| Exercise details |
For the word "Graphic", work out how many lines in the records below contain it and state that count alone.

| Input for this task |
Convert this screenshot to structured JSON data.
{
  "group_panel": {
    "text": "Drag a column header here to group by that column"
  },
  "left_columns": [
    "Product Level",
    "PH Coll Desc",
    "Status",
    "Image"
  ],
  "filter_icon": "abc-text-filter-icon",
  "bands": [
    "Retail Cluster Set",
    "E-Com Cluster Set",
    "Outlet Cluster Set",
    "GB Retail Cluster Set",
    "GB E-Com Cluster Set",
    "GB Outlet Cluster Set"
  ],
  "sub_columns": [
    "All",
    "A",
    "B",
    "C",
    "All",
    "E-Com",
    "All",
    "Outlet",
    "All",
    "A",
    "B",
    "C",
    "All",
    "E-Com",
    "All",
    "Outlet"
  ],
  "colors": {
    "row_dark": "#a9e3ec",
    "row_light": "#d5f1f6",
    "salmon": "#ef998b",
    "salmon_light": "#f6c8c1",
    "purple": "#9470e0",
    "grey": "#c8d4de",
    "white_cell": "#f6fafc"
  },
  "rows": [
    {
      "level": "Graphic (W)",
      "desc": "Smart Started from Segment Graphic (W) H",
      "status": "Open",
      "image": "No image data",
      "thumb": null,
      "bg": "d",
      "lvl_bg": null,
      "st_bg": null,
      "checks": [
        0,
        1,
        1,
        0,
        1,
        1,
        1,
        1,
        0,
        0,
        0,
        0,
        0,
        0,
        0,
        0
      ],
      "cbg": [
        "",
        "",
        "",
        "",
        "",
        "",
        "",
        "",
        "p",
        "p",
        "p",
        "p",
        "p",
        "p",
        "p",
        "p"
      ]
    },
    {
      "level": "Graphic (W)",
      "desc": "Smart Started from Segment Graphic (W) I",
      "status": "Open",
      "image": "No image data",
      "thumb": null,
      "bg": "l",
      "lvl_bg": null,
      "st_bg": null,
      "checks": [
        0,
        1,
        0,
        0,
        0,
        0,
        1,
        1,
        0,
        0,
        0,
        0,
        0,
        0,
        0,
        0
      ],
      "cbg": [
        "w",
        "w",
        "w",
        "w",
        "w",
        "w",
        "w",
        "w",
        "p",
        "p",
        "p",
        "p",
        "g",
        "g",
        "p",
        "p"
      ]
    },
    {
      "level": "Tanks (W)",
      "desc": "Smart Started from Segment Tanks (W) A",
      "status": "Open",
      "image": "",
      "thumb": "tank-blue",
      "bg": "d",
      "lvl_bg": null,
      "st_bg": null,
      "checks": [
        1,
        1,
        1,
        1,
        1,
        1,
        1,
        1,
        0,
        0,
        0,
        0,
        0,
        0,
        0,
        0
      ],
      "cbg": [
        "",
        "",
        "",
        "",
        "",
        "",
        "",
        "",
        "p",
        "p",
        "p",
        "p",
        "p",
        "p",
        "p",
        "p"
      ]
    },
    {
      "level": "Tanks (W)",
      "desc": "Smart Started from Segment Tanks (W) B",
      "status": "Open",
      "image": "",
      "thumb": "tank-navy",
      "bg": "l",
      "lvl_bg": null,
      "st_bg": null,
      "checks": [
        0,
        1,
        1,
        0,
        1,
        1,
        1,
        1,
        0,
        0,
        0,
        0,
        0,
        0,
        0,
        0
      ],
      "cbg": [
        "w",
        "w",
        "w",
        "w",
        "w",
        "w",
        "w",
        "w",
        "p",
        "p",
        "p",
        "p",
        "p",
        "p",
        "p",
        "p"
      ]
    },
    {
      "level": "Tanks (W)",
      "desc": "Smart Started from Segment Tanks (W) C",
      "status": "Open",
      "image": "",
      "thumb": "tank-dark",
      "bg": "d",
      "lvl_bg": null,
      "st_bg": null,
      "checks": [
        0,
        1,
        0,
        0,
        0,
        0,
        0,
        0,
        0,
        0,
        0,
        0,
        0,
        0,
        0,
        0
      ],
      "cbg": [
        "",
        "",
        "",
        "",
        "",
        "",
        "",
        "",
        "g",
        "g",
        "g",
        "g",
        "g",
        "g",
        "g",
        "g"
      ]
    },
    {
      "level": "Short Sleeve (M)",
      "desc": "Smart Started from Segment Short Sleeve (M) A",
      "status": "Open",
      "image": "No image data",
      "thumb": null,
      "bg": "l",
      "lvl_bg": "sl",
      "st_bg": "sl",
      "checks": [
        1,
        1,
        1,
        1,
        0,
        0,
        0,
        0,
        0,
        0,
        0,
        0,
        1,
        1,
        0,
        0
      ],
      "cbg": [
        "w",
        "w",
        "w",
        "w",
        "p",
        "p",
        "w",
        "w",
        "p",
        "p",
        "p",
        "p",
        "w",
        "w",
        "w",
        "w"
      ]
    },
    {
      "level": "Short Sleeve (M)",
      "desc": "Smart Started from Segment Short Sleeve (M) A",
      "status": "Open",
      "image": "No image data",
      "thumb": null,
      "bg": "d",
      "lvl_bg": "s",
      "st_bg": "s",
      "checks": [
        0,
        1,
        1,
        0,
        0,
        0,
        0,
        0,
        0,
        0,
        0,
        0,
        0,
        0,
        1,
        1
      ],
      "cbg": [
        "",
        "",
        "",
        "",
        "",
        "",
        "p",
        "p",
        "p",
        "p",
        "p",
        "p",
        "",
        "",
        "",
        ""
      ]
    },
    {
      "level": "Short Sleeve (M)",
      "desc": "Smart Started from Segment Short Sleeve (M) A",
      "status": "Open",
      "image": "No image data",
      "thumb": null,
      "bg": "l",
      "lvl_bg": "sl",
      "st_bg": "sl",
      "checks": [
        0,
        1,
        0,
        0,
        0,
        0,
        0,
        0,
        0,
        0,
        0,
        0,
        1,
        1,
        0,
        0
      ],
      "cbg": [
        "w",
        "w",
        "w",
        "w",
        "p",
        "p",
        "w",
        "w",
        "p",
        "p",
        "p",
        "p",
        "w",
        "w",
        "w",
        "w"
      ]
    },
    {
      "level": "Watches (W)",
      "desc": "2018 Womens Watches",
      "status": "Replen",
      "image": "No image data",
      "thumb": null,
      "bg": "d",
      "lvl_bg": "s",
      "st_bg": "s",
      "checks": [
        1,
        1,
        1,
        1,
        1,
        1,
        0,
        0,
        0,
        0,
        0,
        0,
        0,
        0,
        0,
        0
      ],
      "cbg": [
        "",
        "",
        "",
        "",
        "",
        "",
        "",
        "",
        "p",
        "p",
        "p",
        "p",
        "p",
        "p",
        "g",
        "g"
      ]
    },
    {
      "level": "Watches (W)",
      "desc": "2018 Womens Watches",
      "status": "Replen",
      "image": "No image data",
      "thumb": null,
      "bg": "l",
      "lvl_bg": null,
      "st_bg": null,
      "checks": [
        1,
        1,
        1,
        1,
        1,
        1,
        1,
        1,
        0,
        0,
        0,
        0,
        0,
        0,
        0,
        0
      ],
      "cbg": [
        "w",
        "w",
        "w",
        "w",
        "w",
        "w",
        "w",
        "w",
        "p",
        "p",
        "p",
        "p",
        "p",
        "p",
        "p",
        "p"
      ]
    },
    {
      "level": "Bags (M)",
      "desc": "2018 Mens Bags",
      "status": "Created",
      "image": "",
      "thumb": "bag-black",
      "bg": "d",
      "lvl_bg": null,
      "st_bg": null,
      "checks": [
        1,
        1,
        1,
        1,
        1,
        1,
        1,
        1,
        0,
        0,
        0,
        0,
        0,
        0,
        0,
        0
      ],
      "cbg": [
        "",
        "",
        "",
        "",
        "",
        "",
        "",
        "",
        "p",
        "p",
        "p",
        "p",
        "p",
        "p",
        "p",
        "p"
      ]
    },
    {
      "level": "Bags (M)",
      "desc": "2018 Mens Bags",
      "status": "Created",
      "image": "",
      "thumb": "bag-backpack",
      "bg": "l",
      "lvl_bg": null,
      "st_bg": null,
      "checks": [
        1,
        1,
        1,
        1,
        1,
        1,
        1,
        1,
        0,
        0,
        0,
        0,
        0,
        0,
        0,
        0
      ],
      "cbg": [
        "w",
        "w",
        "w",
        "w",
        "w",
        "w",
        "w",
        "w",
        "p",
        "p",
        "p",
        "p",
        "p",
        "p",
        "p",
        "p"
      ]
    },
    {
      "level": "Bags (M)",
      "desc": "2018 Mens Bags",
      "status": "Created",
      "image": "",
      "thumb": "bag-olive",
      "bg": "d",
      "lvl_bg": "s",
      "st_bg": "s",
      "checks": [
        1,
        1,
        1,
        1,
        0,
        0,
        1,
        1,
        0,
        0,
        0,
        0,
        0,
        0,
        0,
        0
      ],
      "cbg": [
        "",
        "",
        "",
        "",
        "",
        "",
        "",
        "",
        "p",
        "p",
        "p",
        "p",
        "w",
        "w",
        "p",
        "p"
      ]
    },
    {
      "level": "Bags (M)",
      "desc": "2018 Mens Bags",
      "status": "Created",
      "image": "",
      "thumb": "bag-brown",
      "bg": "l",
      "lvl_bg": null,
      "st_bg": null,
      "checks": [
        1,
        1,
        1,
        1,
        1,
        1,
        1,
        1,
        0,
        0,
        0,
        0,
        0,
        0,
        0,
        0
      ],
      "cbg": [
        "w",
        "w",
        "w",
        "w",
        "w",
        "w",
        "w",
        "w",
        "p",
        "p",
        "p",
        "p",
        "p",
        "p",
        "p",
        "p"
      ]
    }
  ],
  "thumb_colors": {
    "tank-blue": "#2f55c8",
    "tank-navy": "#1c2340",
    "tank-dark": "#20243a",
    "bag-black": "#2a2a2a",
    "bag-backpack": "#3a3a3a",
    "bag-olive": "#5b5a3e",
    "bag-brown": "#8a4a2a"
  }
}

| Output for this task |
4